The budget airline Wizz Air was the worst performer for UK flight delays among its peers last year, according to analysis that has raised fresh concerns about government plans to slash customer compensation schemes.
The Hungarian carrier – which operates short-haul flights from 10 UK airports including Belfast International, Cardiff, Edinburgh, Gatwick and Luton – was found to have flights running an average of 14 minutes and 24 second behind schedule in 2021, months before the latest travel chaos took hold.
Civil Aviation Authority data analysed by the PA Media identified Tui Airways as the second worst for punctuality on UK-departing flights, followed by British Airways, Virgin Atlantic and Loganair.
The budget airlines easyJet and Ryanair – two of the most-booked airlines in the UK – emerged as the most punctual among their peers. Only Ireland’s flag carrier, Aer Lingus, performed better, with a typical delay of three minutes and 12 seconds.
Overall, flight punctuality was better in 2021 than before the Covid pandemic due to travel restrictions that reduced the number of flights. However, the situation has deteriorated this year, with staff shortages leaving airports and airlines struggling to keep up with a rebound in travel after Covid restrictions were lifted. The recruitment problems have led to tens of thousands of flights being cancelled.
Consumer champions are calling for a U-turn on government plans to overhaul passenger compensation packages for UK flights.
“While these findings are worrying, the reality has actually been far worse for many travellers this summer,” said Guy Hobbs, the editor of the consumer magazine Which?

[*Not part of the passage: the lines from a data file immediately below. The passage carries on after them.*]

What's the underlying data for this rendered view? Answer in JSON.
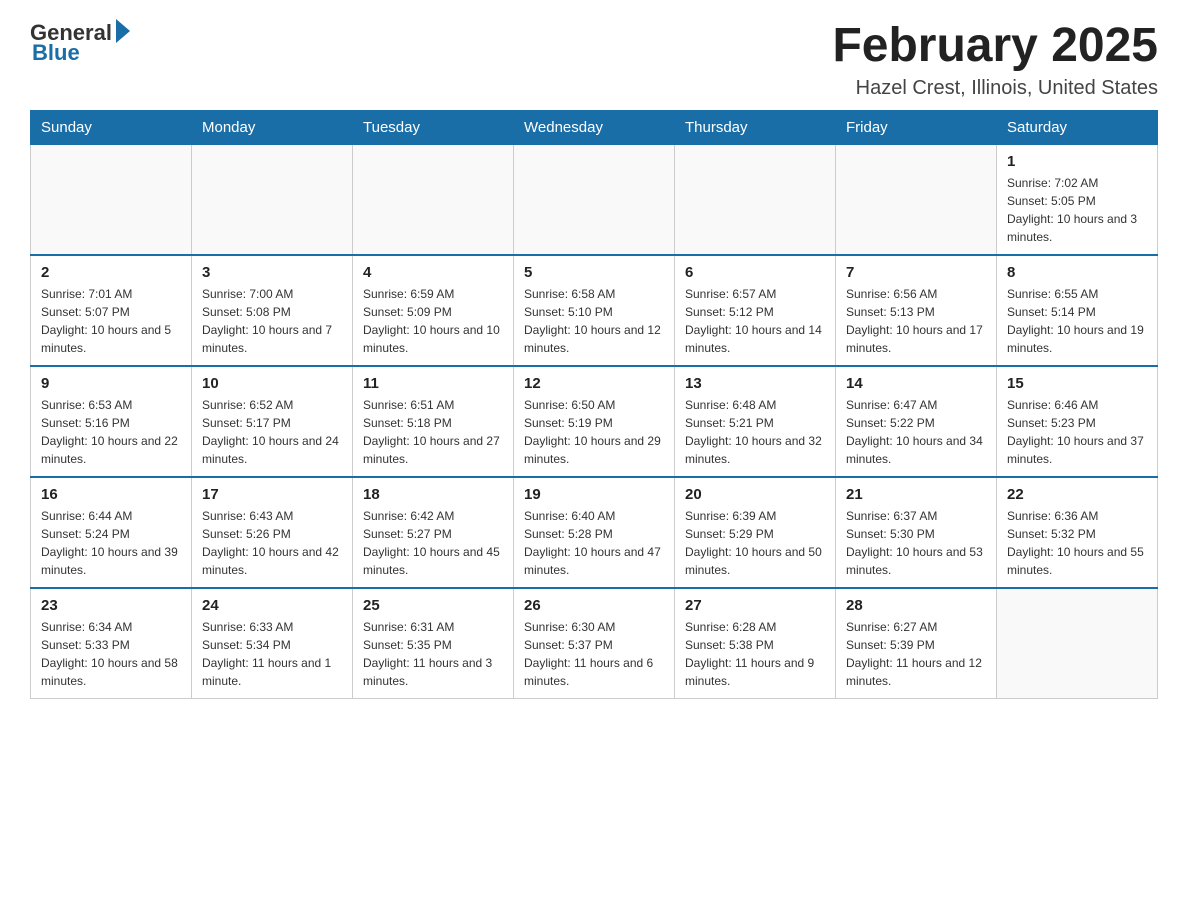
{
  "header": {
    "logo_general": "General",
    "logo_blue": "Blue",
    "month_year": "February 2025",
    "location": "Hazel Crest, Illinois, United States"
  },
  "weekdays": [
    "Sunday",
    "Monday",
    "Tuesday",
    "Wednesday",
    "Thursday",
    "Friday",
    "Saturday"
  ],
  "weeks": [
    [
      {
        "day": "",
        "info": ""
      },
      {
        "day": "",
        "info": ""
      },
      {
        "day": "",
        "info": ""
      },
      {
        "day": "",
        "info": ""
      },
      {
        "day": "",
        "info": ""
      },
      {
        "day": "",
        "info": ""
      },
      {
        "day": "1",
        "info": "Sunrise: 7:02 AM\nSunset: 5:05 PM\nDaylight: 10 hours and 3 minutes."
      }
    ],
    [
      {
        "day": "2",
        "info": "Sunrise: 7:01 AM\nSunset: 5:07 PM\nDaylight: 10 hours and 5 minutes."
      },
      {
        "day": "3",
        "info": "Sunrise: 7:00 AM\nSunset: 5:08 PM\nDaylight: 10 hours and 7 minutes."
      },
      {
        "day": "4",
        "info": "Sunrise: 6:59 AM\nSunset: 5:09 PM\nDaylight: 10 hours and 10 minutes."
      },
      {
        "day": "5",
        "info": "Sunrise: 6:58 AM\nSunset: 5:10 PM\nDaylight: 10 hours and 12 minutes."
      },
      {
        "day": "6",
        "info": "Sunrise: 6:57 AM\nSunset: 5:12 PM\nDaylight: 10 hours and 14 minutes."
      },
      {
        "day": "7",
        "info": "Sunrise: 6:56 AM\nSunset: 5:13 PM\nDaylight: 10 hours and 17 minutes."
      },
      {
        "day": "8",
        "info": "Sunrise: 6:55 AM\nSunset: 5:14 PM\nDaylight: 10 hours and 19 minutes."
      }
    ],
    [
      {
        "day": "9",
        "info": "Sunrise: 6:53 AM\nSunset: 5:16 PM\nDaylight: 10 hours and 22 minutes."
      },
      {
        "day": "10",
        "info": "Sunrise: 6:52 AM\nSunset: 5:17 PM\nDaylight: 10 hours and 24 minutes."
      },
      {
        "day": "11",
        "info": "Sunrise: 6:51 AM\nSunset: 5:18 PM\nDaylight: 10 hours and 27 minutes."
      },
      {
        "day": "12",
        "info": "Sunrise: 6:50 AM\nSunset: 5:19 PM\nDaylight: 10 hours and 29 minutes."
      },
      {
        "day": "13",
        "info": "Sunrise: 6:48 AM\nSunset: 5:21 PM\nDaylight: 10 hours and 32 minutes."
      },
      {
        "day": "14",
        "info": "Sunrise: 6:47 AM\nSunset: 5:22 PM\nDaylight: 10 hours and 34 minutes."
      },
      {
        "day": "15",
        "info": "Sunrise: 6:46 AM\nSunset: 5:23 PM\nDaylight: 10 hours and 37 minutes."
      }
    ],
    [
      {
        "day": "16",
        "info": "Sunrise: 6:44 AM\nSunset: 5:24 PM\nDaylight: 10 hours and 39 minutes."
      },
      {
        "day": "17",
        "info": "Sunrise: 6:43 AM\nSunset: 5:26 PM\nDaylight: 10 hours and 42 minutes."
      },
      {
        "day": "18",
        "info": "Sunrise: 6:42 AM\nSunset: 5:27 PM\nDaylight: 10 hours and 45 minutes."
      },
      {
        "day": "19",
        "info": "Sunrise: 6:40 AM\nSunset: 5:28 PM\nDaylight: 10 hours and 47 minutes."
      },
      {
        "day": "20",
        "info": "Sunrise: 6:39 AM\nSunset: 5:29 PM\nDaylight: 10 hours and 50 minutes."
      },
      {
        "day": "21",
        "info": "Sunrise: 6:37 AM\nSunset: 5:30 PM\nDaylight: 10 hours and 53 minutes."
      },
      {
        "day": "22",
        "info": "Sunrise: 6:36 AM\nSunset: 5:32 PM\nDaylight: 10 hours and 55 minutes."
      }
    ],
    [
      {
        "day": "23",
        "info": "Sunrise: 6:34 AM\nSunset: 5:33 PM\nDaylight: 10 hours and 58 minutes."
      },
      {
        "day": "24",
        "info": "Sunrise: 6:33 AM\nSunset: 5:34 PM\nDaylight: 11 hours and 1 minute."
      },
      {
        "day": "25",
        "info": "Sunrise: 6:31 AM\nSunset: 5:35 PM\nDaylight: 11 hours and 3 minutes."
      },
      {
        "day": "26",
        "info": "Sunrise: 6:30 AM\nSunset: 5:37 PM\nDaylight: 11 hours and 6 minutes."
      },
      {
        "day": "27",
        "info": "Sunrise: 6:28 AM\nSunset: 5:38 PM\nDaylight: 11 hours and 9 minutes."
      },
      {
        "day": "28",
        "info": "Sunrise: 6:27 AM\nSunset: 5:39 PM\nDaylight: 11 hours and 12 minutes."
      },
      {
        "day": "",
        "info": ""
      }
    ]
  ]
}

Travel. “Holidaymakers have faced a barrage of disruption over the last few months, and these latest figures only serve to underline the need for urgent reform of the travel industry.

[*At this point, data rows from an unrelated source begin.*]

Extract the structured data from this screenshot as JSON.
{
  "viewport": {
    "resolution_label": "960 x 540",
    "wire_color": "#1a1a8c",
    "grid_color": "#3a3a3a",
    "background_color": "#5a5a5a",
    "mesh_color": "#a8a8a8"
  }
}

“The government must drop plans to slash passenger compensation for delayed and cancelled domestic flights,” Hobbs said.
The Department for Transport (DfT) announced in January that it was considering overhauling rules concerning air passengers’ rights for flights within the UK as part of its post-Brexit reforms.

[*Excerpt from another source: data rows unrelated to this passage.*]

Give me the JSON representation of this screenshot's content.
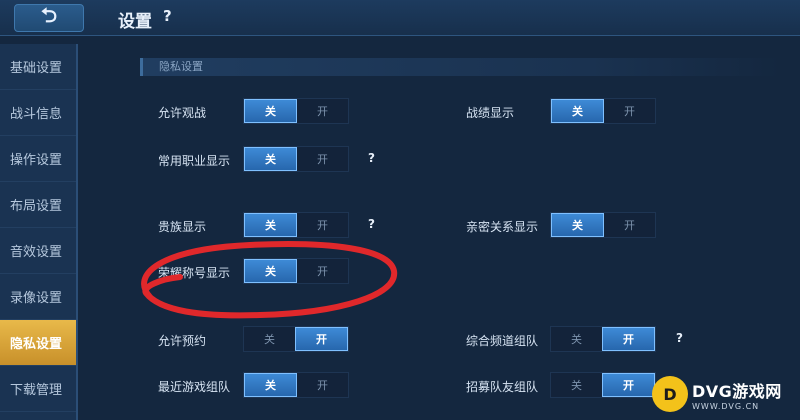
{
  "header": {
    "title": "设置",
    "help": "?",
    "back_icon": "back-arrow-icon"
  },
  "sidebar": {
    "items": [
      {
        "label": "基础设置"
      },
      {
        "label": "战斗信息"
      },
      {
        "label": "操作设置"
      },
      {
        "label": "布局设置"
      },
      {
        "label": "音效设置"
      },
      {
        "label": "录像设置"
      },
      {
        "label": "隐私设置",
        "active": true
      },
      {
        "label": "下载管理"
      }
    ]
  },
  "section": {
    "title": "隐私设置"
  },
  "toggle_labels": {
    "off": "关",
    "on": "开"
  },
  "settings": {
    "allow_spectate": {
      "label": "允许观战",
      "value": "关"
    },
    "record_display": {
      "label": "战绩显示",
      "value": "关"
    },
    "common_role_display": {
      "label": "常用职业显示",
      "value": "关"
    },
    "noble_display": {
      "label": "贵族显示",
      "value": "关"
    },
    "intimate_display": {
      "label": "亲密关系显示",
      "value": "关"
    },
    "honor_title_display": {
      "label": "荣耀称号显示",
      "value": "关"
    },
    "allow_reservation": {
      "label": "允许预约",
      "value": "开"
    },
    "channel_team": {
      "label": "综合频道组队",
      "value": "开"
    },
    "recent_team": {
      "label": "最近游戏组队",
      "value": "关"
    },
    "recruit_team": {
      "label": "招募队友组队",
      "value": "开"
    }
  },
  "help_mark": "?",
  "colors": {
    "accent_on": "#2f78c4",
    "active_tab": "#d9a53b",
    "annotation": "#e0282b"
  },
  "watermark": {
    "logo": "D",
    "main": "DVG游戏网",
    "sub": "WWW.DVG.CN"
  }
}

Currently, someone on an internal flight from Edinburgh to London is entitled to claim £220 once their flight has been delayed by three hours, unless it was caused by extraordinary circumstances such as bad weather.
The compensation payable is fixed and is not linked to the price paid by the passenger. However, under the proposed changessum would be linked to the fare, meaning a passenger who had paid £50 for a domestic flight would receive £12.50 back after a 90-minute delay.
The Department for Transport did not comment on the compensation scheme overhaul, but said it was up to the travel sector to make sure passengers “could get away on their well-deserved summer holidays”.
The spokesperson said the government had made efforts to support the industry, including through accelerated vetting checks that were helping to speed up recruitment. “These measures are working and flight cancellations have recently fallen back to their 2019 levels following the changes, which are providing passengers with more certainty,” they said.
Wizz Air was contacted for comment.
Average flight delays from UK airports in 2021
1 Wizz Air: 14 minutes and 24 seconds
2 Tui Airways: 13 minutes and 18 seconds
3 British Airways: 12 minutes and 42 seconds
4 Virgin Atlantic: 12 minutes
5 Loganair: 11 minutes and 30 seconds
6 Air France: 11 minutes and 12 seconds
7 Lufthansa: 10 minutes
8 KLM: eight minutes and 42 seconds
9 Eastern Airways: seven minutes and 48 seconds
10 Jet2.com: seven minutes and 42 seconds
11 American Airlines: seven minutes
12 Ryanair: six minutes and six seconds
13 EasyJet: four minutes and 36 seconds
14 Aer Lingus: three minutes and 12 seconds